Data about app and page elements
++++
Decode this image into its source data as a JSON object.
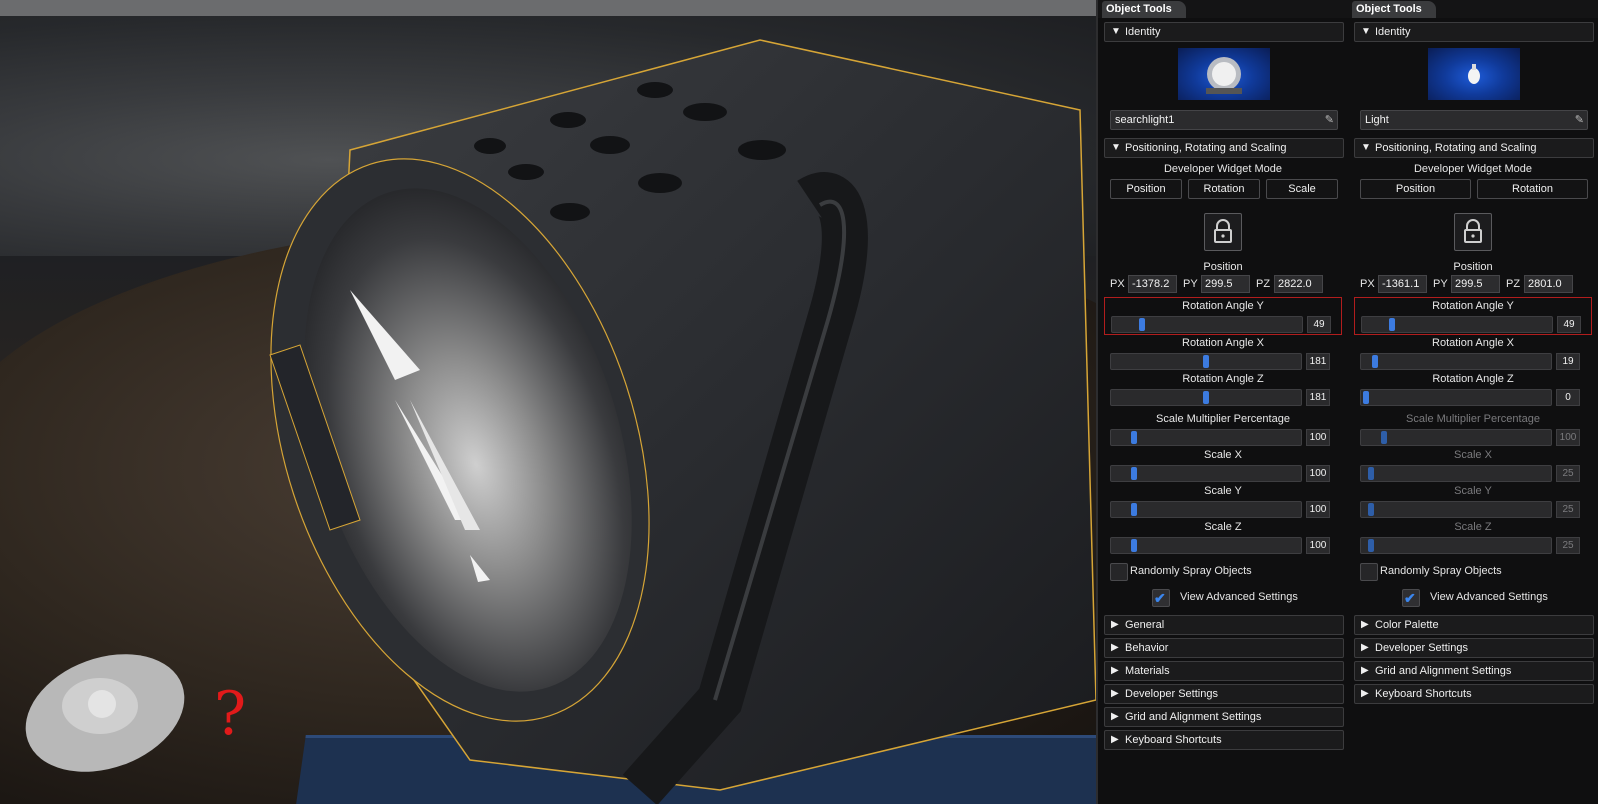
{
  "viewport": {
    "help_mark": "?"
  },
  "colors": {
    "accent": "#3c7be0",
    "highlight_border": "#b21d1d",
    "selection_outline": "#d6a536"
  },
  "panels": [
    {
      "tab": "Object Tools",
      "identity_header": "Identity",
      "thumbnail_icon": "searchlight-icon",
      "object_name": "searchlight1",
      "positioning_header": "Positioning, Rotating and Scaling",
      "widget_mode_label": "Developer Widget Mode",
      "mode_buttons": [
        "Position",
        "Rotation",
        "Scale"
      ],
      "position_label": "Position",
      "position": {
        "px_label": "PX",
        "px": "-1378.2",
        "py_label": "PY",
        "py": "299.5",
        "pz_label": "PZ",
        "pz": "2822.0"
      },
      "sliders": [
        {
          "label": "Rotation Angle Y",
          "value": "49",
          "level": 0.14,
          "highlight": true,
          "dim": false
        },
        {
          "label": "Rotation Angle X",
          "value": "181",
          "level": 0.5,
          "highlight": false,
          "dim": false
        },
        {
          "label": "Rotation Angle Z",
          "value": "181",
          "level": 0.5,
          "highlight": false,
          "dim": false
        },
        {
          "label": "Scale Multiplier Percentage",
          "value": "100",
          "level": 0.1,
          "highlight": false,
          "dim": false
        },
        {
          "label": "Scale X",
          "value": "100",
          "level": 0.1,
          "highlight": false,
          "dim": false
        },
        {
          "label": "Scale Y",
          "value": "100",
          "level": 0.1,
          "highlight": false,
          "dim": false
        },
        {
          "label": "Scale Z",
          "value": "100",
          "level": 0.1,
          "highlight": false,
          "dim": false
        }
      ],
      "checkboxes": [
        {
          "label": "Randomly Spray Objects",
          "checked": false
        },
        {
          "label": "View Advanced Settings",
          "checked": true
        }
      ],
      "collapsed_sections": [
        "General",
        "Behavior",
        "Materials",
        "Developer Settings",
        "Grid and Alignment Settings",
        "Keyboard Shortcuts"
      ]
    },
    {
      "tab": "Object Tools",
      "identity_header": "Identity",
      "thumbnail_icon": "lightbulb-icon",
      "object_name": "Light",
      "positioning_header": "Positioning, Rotating and Scaling",
      "widget_mode_label": "Developer Widget Mode",
      "mode_buttons": [
        "Position",
        "Rotation"
      ],
      "position_label": "Position",
      "position": {
        "px_label": "PX",
        "px": "-1361.1",
        "py_label": "PY",
        "py": "299.5",
        "pz_label": "PZ",
        "pz": "2801.0"
      },
      "sliders": [
        {
          "label": "Rotation Angle Y",
          "value": "49",
          "level": 0.14,
          "highlight": true,
          "dim": false
        },
        {
          "label": "Rotation Angle X",
          "value": "19",
          "level": 0.05,
          "highlight": false,
          "dim": false
        },
        {
          "label": "Rotation Angle Z",
          "value": "0",
          "level": 0.0,
          "highlight": false,
          "dim": false
        },
        {
          "label": "Scale Multiplier Percentage",
          "value": "100",
          "level": 0.1,
          "highlight": false,
          "dim": true
        },
        {
          "label": "Scale X",
          "value": "25",
          "level": 0.03,
          "highlight": false,
          "dim": true
        },
        {
          "label": "Scale Y",
          "value": "25",
          "level": 0.03,
          "highlight": false,
          "dim": true
        },
        {
          "label": "Scale Z",
          "value": "25",
          "level": 0.03,
          "highlight": false,
          "dim": true
        }
      ],
      "checkboxes": [
        {
          "label": "Randomly Spray Objects",
          "checked": false
        },
        {
          "label": "View Advanced Settings",
          "checked": true
        }
      ],
      "collapsed_sections": [
        "Color Palette",
        "Developer Settings",
        "Grid and Alignment Settings",
        "Keyboard Shortcuts"
      ]
    }
  ]
}
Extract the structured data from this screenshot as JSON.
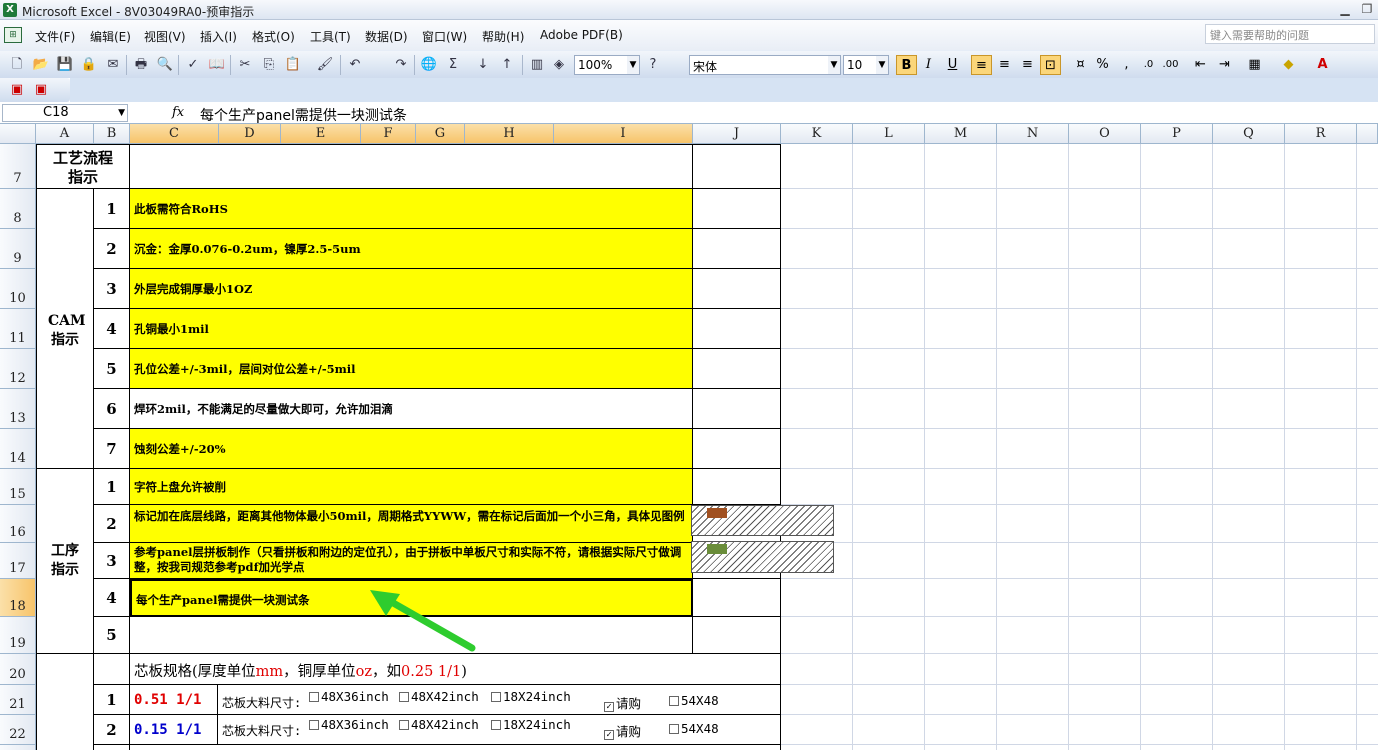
{
  "window": {
    "title": "Microsoft Excel - 8V03049RA0-预审指示"
  },
  "menu": [
    "文件(F)",
    "编辑(E)",
    "视图(V)",
    "插入(I)",
    "格式(O)",
    "工具(T)",
    "数据(D)",
    "窗口(W)",
    "帮助(H)",
    "Adobe PDF(B)"
  ],
  "help_placeholder": "键入需要帮助的问题",
  "toolbar": {
    "zoom": "100%",
    "font": "宋体",
    "size": "10",
    "bold": "B",
    "italic": "I",
    "underline": "U",
    "sum": "Σ",
    "percent": "%"
  },
  "namebox": "C18",
  "formula": "每个生产panel需提供一块测试条",
  "columns": [
    "A",
    "B",
    "C",
    "D",
    "E",
    "F",
    "G",
    "H",
    "I",
    "J",
    "K",
    "L",
    "M",
    "N",
    "O",
    "P",
    "Q",
    "R"
  ],
  "rows": [
    "7",
    "8",
    "9",
    "10",
    "11",
    "12",
    "13",
    "14",
    "15",
    "16",
    "17",
    "18",
    "19",
    "20",
    "21",
    "22"
  ],
  "sheet": {
    "row7_label": "工艺流程指示",
    "cam_label": "CAM指示",
    "proc_label": "工序指示",
    "cam_items": [
      {
        "n": "1",
        "text": "此板需符合RoHS"
      },
      {
        "n": "2",
        "text": "沉金：金厚0.076-0.2um，镍厚2.5-5um"
      },
      {
        "n": "3",
        "text": "外层完成铜厚最小1OZ"
      },
      {
        "n": "4",
        "text": "孔铜最小1mil"
      },
      {
        "n": "5",
        "text": "孔位公差+/-3mil，层间对位公差+/-5mil"
      },
      {
        "n": "6",
        "text": "焊环2mil，不能满足的尽量做大即可，允许加泪滴"
      },
      {
        "n": "7",
        "text": "蚀刻公差+/-20%"
      }
    ],
    "proc_items": [
      {
        "n": "1",
        "text": "字符上盘允许被削"
      },
      {
        "n": "2",
        "text": "标记加在底层线路，距离其他物体最小50mil，周期格式YYWW，需在标记后面加一个小三角，具体见图例"
      },
      {
        "n": "3",
        "text": "参考panel层拼板制作（只看拼板和附边的定位孔），由于拼板中单板尺寸和实际不符，请根据实际尺寸做调整，按我司规范参考pdf加光学点"
      },
      {
        "n": "4",
        "text": "每个生产panel需提供一块测试条"
      },
      {
        "n": "5",
        "text": ""
      }
    ],
    "core_title_a": "芯板规格(厚度单位",
    "core_title_mm": "mm",
    "core_title_b": "，铜厚单位",
    "core_title_oz": "oz",
    "core_title_c": "，如",
    "core_title_eg": "0.25 1/1",
    "core_title_d": ")",
    "core_rows": [
      {
        "n": "1",
        "spec": "0.51 1/1",
        "color": "#e00000"
      },
      {
        "n": "2",
        "spec": "0.15 1/1",
        "color": "#0000cc"
      }
    ],
    "size_label": "芯板大料尺寸:",
    "size_options": [
      "48X36inch",
      "48X42inch",
      "18X24inch",
      "请购",
      "54X48"
    ]
  }
}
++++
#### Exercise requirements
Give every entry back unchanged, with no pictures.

#### Output for this task
Decode this image into its source data as a JSON object.
{
  "viewport": {
    "help_mark": "?"
  },
  "colors": {
    "accent": "#3c7be0",
    "highlight_border": "#b21d1d",
    "selection_outline": "#d6a536"
  },
  "panels": [
    {
      "tab": "Object Tools",
      "identity_header": "Identity",
      "thumbnail_icon": "searchlight-icon",
      "object_name": "searchlight1",
      "positioning_header": "Positioning, Rotating and Scaling",
      "widget_mode_label": "Developer Widget Mode",
      "mode_buttons": [
        "Position",
        "Rotation",
        "Scale"
      ],
      "position_label": "Position",
      "position": {
        "px_label": "PX",
        "px": "-1378.2",
        "py_label": "PY",
        "py": "299.5",
        "pz_label": "PZ",
        "pz": "2822.0"
      },
      "sliders": [
        {
          "label": "Rotation Angle Y",
          "value": "49",
          "level": 0.14,
          "highlight": true,
          "dim": false
        },
        {
          "label": "Rotation Angle X",
          "value": "181",
          "level": 0.5,
          "highlight": false,
          "dim": false
        },
        {
          "label": "Rotation Angle Z",
          "value": "181",
          "level": 0.5,
          "highlight": false,
          "dim": false
        },
        {
          "label": "Scale Multiplier Percentage",
          "value": "100",
          "level": 0.1,
          "highlight": false,
          "dim": false
        },
        {
          "label": "Scale X",
          "value": "100",
          "level": 0.1,
          "highlight": false,
          "dim": false
        },
        {
          "label": "Scale Y",
          "value": "100",
          "level": 0.1,
          "highlight": false,
          "dim": false
        },
        {
          "label": "Scale Z",
          "value": "100",
          "level": 0.1,
          "highlight": false,
          "dim": false
        }
      ],
      "checkboxes": [
        {
          "label": "Randomly Spray Objects",
          "checked": false
        },
        {
          "label": "View Advanced Settings",
          "checked": true
        }
      ],
      "collapsed_sections": [
        "General",
        "Behavior",
        "Materials",
        "Developer Settings",
        "Grid and Alignment Settings",
        "Keyboard Shortcuts"
      ]
    },
    {
      "tab": "Object Tools",
      "identity_header": "Identity",
      "thumbnail_icon": "lightbulb-icon",
      "object_name": "Light",
      "positioning_header": "Positioning, Rotating and Scaling",
      "widget_mode_label": "Developer Widget Mode",
      "mode_buttons": [
        "Position",
        "Rotation"
      ],
      "position_label": "Position",
      "position": {
        "px_label": "PX",
        "px": "-1361.1",
        "py_label": "PY",
        "py": "299.5",
        "pz_label": "PZ",
        "pz": "2801.0"
      },
      "sliders": [
        {
          "label": "Rotation Angle Y",
          "value": "49",
          "level": 0.14,
          "highlight": true,
          "dim": false
        },
        {
          "label": "Rotation Angle X",
          "value": "19",
          "level": 0.05,
          "highlight": false,
          "dim": false
        },
        {
          "label": "Rotation Angle Z",
          "value": "0",
          "level": 0.0,
          "highlight": false,
          "dim": false
        },
        {
          "label": "Scale Multiplier Percentage",
          "value": "100",
          "level": 0.1,
          "highlight": false,
          "dim": true
        },
        {
          "label": "Scale X",
          "value": "25",
          "level": 0.03,
          "highlight": false,
          "dim": true
        },
        {
          "label": "Scale Y",
          "value": "25",
          "level": 0.03,
          "highlight": false,
          "dim": true
        },
        {
          "label": "Scale Z",
          "value": "25",
          "level": 0.03,
          "highlight": false,
          "dim": true
        }
      ],
      "checkboxes": [
        {
          "label": "Randomly Spray Objects",
          "checked": false
        },
        {
          "label": "View Advanced Settings",
          "checked": true
        }
      ],
      "collapsed_sections": [
        "Color Palette",
        "Developer Settings",
        "Grid and Alignment Settings",
        "Keyboard Shortcuts"
      ]
    }
  ]
}
Extract the structured data from this screenshot as JSON.
{
  "window": {
    "title": "Microsoft Excel - 8V03049RA0-预审指示"
  },
  "menu": [
    "文件(F)",
    "编辑(E)",
    "视图(V)",
    "插入(I)",
    "格式(O)",
    "工具(T)",
    "数据(D)",
    "窗口(W)",
    "帮助(H)",
    "Adobe PDF(B)"
  ],
  "help_placeholder": "键入需要帮助的问题",
  "toolbar": {
    "zoom": "100%",
    "font": "宋体",
    "size": "10",
    "bold": "B",
    "italic": "I",
    "underline": "U",
    "sum": "Σ",
    "percent": "%"
  },
  "namebox": "C18",
  "formula": "每个生产panel需提供一块测试条",
  "columns": [
    "A",
    "B",
    "C",
    "D",
    "E",
    "F",
    "G",
    "H",
    "I",
    "J",
    "K",
    "L",
    "M",
    "N",
    "O",
    "P",
    "Q",
    "R"
  ],
  "rows": [
    "7",
    "8",
    "9",
    "10",
    "11",
    "12",
    "13",
    "14",
    "15",
    "16",
    "17",
    "18",
    "19",
    "20",
    "21",
    "22"
  ],
  "sheet": {
    "row7_label": "工艺流程指示",
    "cam_label": "CAM指示",
    "proc_label": "工序指示",
    "cam_items": [
      {
        "n": "1",
        "text": "此板需符合RoHS"
      },
      {
        "n": "2",
        "text": "沉金：金厚0.076-0.2um，镍厚2.5-5um"
      },
      {
        "n": "3",
        "text": "外层完成铜厚最小1OZ"
      },
      {
        "n": "4",
        "text": "孔铜最小1mil"
      },
      {
        "n": "5",
        "text": "孔位公差+/-3mil，层间对位公差+/-5mil"
      },
      {
        "n": "6",
        "text": "焊环2mil，不能满足的尽量做大即可，允许加泪滴"
      },
      {
        "n": "7",
        "text": "蚀刻公差+/-20%"
      }
    ],
    "proc_items": [
      {
        "n": "1",
        "text": "字符上盘允许被削"
      },
      {
        "n": "2",
        "text": "标记加在底层线路，距离其他物体最小50mil，周期格式YYWW，需在标记后面加一个小三角，具体见图例"
      },
      {
        "n": "3",
        "text": "参考panel层拼板制作（只看拼板和附边的定位孔），由于拼板中单板尺寸和实际不符，请根据实际尺寸做调整，按我司规范参考pdf加光学点"
      },
      {
        "n": "4",
        "text": "每个生产panel需提供一块测试条"
      },
      {
        "n": "5",
        "text": ""
      }
    ],
    "core_title_a": "芯板规格(厚度单位",
    "core_title_mm": "mm",
    "core_title_b": "，铜厚单位",
    "core_title_oz": "oz",
    "core_title_c": "，如",
    "core_title_eg": "0.25 1/1",
    "core_title_d": ")",
    "core_rows": [
      {
        "n": "1",
        "spec": "0.51 1/1",
        "color": "#e00000"
      },
      {
        "n": "2",
        "spec": "0.15 1/1",
        "color": "#0000cc"
      }
    ],
    "size_label": "芯板大料尺寸:",
    "size_options": [
      "48X36inch",
      "48X42inch",
      "18X24inch",
      "请购",
      "54X48"
    ]
  }
}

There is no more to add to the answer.